**EXERCISE DATA:**
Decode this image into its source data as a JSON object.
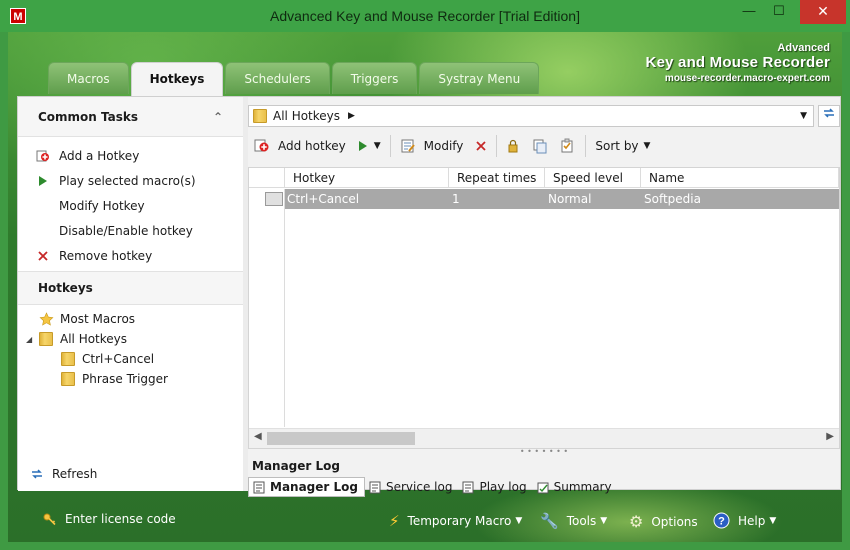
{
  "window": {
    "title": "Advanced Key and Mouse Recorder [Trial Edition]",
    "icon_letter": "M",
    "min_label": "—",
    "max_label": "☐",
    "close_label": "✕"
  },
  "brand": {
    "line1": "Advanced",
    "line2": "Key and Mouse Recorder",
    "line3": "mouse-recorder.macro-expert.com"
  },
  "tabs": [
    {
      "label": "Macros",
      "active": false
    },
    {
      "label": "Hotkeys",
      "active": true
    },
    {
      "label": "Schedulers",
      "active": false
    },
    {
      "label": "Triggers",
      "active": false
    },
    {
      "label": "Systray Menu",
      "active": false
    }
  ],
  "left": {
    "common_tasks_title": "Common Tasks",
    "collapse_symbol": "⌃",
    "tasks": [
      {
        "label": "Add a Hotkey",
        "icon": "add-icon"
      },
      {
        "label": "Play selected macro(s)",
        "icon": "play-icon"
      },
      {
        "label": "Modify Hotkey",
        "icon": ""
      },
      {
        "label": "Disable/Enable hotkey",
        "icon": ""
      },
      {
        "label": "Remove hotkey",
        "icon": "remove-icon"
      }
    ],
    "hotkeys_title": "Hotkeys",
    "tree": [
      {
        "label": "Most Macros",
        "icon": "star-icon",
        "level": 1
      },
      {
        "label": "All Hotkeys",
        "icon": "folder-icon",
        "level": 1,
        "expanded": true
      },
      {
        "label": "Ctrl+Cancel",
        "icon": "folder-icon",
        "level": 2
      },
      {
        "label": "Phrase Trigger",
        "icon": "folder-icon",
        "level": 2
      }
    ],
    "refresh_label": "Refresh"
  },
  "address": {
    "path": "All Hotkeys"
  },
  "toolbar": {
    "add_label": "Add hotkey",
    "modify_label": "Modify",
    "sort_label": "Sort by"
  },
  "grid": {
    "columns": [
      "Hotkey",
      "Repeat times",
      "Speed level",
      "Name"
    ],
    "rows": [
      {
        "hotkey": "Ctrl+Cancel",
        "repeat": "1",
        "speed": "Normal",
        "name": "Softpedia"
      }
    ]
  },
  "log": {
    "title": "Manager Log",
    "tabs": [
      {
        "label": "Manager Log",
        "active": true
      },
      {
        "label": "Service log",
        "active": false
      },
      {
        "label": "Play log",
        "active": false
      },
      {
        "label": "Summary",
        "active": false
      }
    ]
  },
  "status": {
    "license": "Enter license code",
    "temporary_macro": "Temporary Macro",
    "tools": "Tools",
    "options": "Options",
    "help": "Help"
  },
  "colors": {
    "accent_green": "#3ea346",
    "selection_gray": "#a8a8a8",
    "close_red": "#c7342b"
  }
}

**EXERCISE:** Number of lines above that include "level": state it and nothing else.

**PROBLEM SOLUTION:** 5